Instructions to follow:
Repeat every entry in full. Match each line exactly.

Data for processing:
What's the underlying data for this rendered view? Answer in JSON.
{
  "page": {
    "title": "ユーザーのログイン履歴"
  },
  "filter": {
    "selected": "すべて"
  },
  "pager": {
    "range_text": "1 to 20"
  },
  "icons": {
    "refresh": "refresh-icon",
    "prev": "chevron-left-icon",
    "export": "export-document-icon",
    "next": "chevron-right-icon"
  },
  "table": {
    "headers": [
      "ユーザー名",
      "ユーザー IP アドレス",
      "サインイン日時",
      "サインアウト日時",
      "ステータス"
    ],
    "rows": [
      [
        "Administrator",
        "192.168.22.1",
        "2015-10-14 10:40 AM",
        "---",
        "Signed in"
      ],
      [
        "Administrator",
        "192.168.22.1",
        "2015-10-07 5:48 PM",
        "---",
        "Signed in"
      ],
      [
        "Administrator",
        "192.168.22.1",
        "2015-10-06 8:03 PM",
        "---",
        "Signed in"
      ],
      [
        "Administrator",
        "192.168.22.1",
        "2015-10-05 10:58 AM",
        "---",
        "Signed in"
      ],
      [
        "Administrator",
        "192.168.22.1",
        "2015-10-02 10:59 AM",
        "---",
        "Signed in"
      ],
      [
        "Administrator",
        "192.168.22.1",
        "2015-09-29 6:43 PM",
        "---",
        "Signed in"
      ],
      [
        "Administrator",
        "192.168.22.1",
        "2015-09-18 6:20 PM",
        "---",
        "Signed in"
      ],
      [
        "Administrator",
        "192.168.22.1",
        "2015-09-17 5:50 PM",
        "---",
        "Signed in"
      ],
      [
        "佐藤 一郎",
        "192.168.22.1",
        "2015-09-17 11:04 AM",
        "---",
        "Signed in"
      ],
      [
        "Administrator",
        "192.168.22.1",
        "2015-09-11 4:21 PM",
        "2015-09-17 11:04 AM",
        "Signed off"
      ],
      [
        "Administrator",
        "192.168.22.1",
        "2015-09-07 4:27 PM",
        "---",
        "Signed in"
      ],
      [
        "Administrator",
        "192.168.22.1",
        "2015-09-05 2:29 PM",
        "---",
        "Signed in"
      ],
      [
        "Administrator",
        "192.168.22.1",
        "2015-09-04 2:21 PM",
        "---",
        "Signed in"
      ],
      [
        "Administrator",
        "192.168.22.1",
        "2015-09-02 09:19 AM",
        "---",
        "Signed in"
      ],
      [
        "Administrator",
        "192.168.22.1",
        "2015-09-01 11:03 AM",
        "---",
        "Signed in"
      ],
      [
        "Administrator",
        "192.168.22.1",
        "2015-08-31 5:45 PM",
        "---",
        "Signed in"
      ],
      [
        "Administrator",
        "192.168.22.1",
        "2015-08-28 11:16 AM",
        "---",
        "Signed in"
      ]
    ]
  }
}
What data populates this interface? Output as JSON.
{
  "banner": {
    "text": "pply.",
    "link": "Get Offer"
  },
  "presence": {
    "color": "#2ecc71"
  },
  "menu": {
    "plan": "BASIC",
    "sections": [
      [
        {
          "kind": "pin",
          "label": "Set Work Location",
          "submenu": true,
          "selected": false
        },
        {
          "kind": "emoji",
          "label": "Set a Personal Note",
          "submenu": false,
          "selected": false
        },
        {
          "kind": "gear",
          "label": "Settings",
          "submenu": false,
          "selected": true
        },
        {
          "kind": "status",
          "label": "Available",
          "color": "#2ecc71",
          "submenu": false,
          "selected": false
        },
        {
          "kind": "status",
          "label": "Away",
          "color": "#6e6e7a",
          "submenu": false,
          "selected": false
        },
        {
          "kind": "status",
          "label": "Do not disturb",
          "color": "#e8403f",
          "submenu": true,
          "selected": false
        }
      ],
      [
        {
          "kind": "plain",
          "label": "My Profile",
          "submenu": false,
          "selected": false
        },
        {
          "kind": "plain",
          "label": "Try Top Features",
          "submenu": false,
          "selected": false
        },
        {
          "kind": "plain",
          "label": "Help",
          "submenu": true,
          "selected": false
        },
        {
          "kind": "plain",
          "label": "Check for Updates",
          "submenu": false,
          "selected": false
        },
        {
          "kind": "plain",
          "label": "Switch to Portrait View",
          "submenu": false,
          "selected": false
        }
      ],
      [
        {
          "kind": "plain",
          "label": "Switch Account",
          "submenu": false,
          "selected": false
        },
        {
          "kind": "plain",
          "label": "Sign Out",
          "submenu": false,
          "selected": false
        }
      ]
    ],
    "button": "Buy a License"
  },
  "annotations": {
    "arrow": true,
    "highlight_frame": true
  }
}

Output for this task:
What's the underlying data for this rendered view? Answer in JSON.
{
  "page": {
    "title": "ユーザーのログイン履歴"
  },
  "filter": {
    "selected": "すべて"
  },
  "pager": {
    "range_text": "1 to 20"
  },
  "icons": {
    "refresh": "refresh-icon",
    "prev": "chevron-left-icon",
    "export": "export-document-icon",
    "next": "chevron-right-icon"
  },
  "table": {
    "headers": [
      "ユーザー名",
      "ユーザー IP アドレス",
      "サインイン日時",
      "サインアウト日時",
      "ステータス"
    ],
    "rows": [
      [
        "Administrator",
        "192.168.22.1",
        "2015-10-14 10:40 AM",
        "---",
        "Signed in"
      ],
      [
        "Administrator",
        "192.168.22.1",
        "2015-10-07 5:48 PM",
        "---",
        "Signed in"
      ],
      [
        "Administrator",
        "192.168.22.1",
        "2015-10-06 8:03 PM",
        "---",
        "Signed in"
      ],
      [
        "Administrator",
        "192.168.22.1",
        "2015-10-05 10:58 AM",
        "---",
        "Signed in"
      ],
      [
        "Administrator",
        "192.168.22.1",
        "2015-10-02 10:59 AM",
        "---",
        "Signed in"
      ],
      [
        "Administrator",
        "192.168.22.1",
        "2015-09-29 6:43 PM",
        "---",
        "Signed in"
      ],
      [
        "Administrator",
        "192.168.22.1",
        "2015-09-18 6:20 PM",
        "---",
        "Signed in"
      ],
      [
        "Administrator",
        "192.168.22.1",
        "2015-09-17 5:50 PM",
        "---",
        "Signed in"
      ],
      [
        "佐藤 一郎",
        "192.168.22.1",
        "2015-09-17 11:04 AM",
        "---",
        "Signed in"
      ],
      [
        "Administrator",
        "192.168.22.1",
        "2015-09-11 4:21 PM",
        "2015-09-17 11:04 AM",
        "Signed off"
      ],
      [
        "Administrator",
        "192.168.22.1",
        "2015-09-07 4:27 PM",
        "---",
        "Signed in"
      ],
      [
        "Administrator",
        "192.168.22.1",
        "2015-09-05 2:29 PM",
        "---",
        "Signed in"
      ],
      [
        "Administrator",
        "192.168.22.1",
        "2015-09-04 2:21 PM",
        "---",
        "Signed in"
      ],
      [
        "Administrator",
        "192.168.22.1",
        "2015-09-02 09:19 AM",
        "---",
        "Signed in"
      ],
      [
        "Administrator",
        "192.168.22.1",
        "2015-09-01 11:03 AM",
        "---",
        "Signed in"
      ],
      [
        "Administrator",
        "192.168.22.1",
        "2015-08-31 5:45 PM",
        "---",
        "Signed in"
      ],
      [
        "Administrator",
        "192.168.22.1",
        "2015-08-28 11:16 AM",
        "---",
        "Signed in"
      ]
    ]
  }
}
What data populates this interface? Output as JSON.
{
  "banner": {
    "text": "pply.",
    "link": "Get Offer"
  },
  "presence": {
    "color": "#2ecc71"
  },
  "menu": {
    "plan": "BASIC",
    "sections": [
      [
        {
          "kind": "pin",
          "label": "Set Work Location",
          "submenu": true,
          "selected": false
        },
        {
          "kind": "emoji",
          "label": "Set a Personal Note",
          "submenu": false,
          "selected": false
        },
        {
          "kind": "gear",
          "label": "Settings",
          "submenu": false,
          "selected": true
        },
        {
          "kind": "status",
          "label": "Available",
          "color": "#2ecc71",
          "submenu": false,
          "selected": false
        },
        {
          "kind": "status",
          "label": "Away",
          "color": "#6e6e7a",
          "submenu": false,
          "selected": false
        },
        {
          "kind": "status",
          "label": "Do not disturb",
          "color": "#e8403f",
          "submenu": true,
          "selected": false
        }
      ],
      [
        {
          "kind": "plain",
          "label": "My Profile",
          "submenu": false,
          "selected": false
        },
        {
          "kind": "plain",
          "label": "Try Top Features",
          "submenu": false,
          "selected": false
        },
        {
          "kind": "plain",
          "label": "Help",
          "submenu": true,
          "selected": false
        },
        {
          "kind": "plain",
          "label": "Check for Updates",
          "submenu": false,
          "selected": false
        },
        {
          "kind": "plain",
          "label": "Switch to Portrait View",
          "submenu": false,
          "selected": false
        }
      ],
      [
        {
          "kind": "plain",
          "label": "Switch Account",
          "submenu": false,
          "selected": false
        },
        {
          "kind": "plain",
          "label": "Sign Out",
          "submenu": false,
          "selected": false
        }
      ]
    ],
    "button": "Buy a License"
  },
  "annotations": {
    "arrow": true,
    "highlight_frame": true
  }
}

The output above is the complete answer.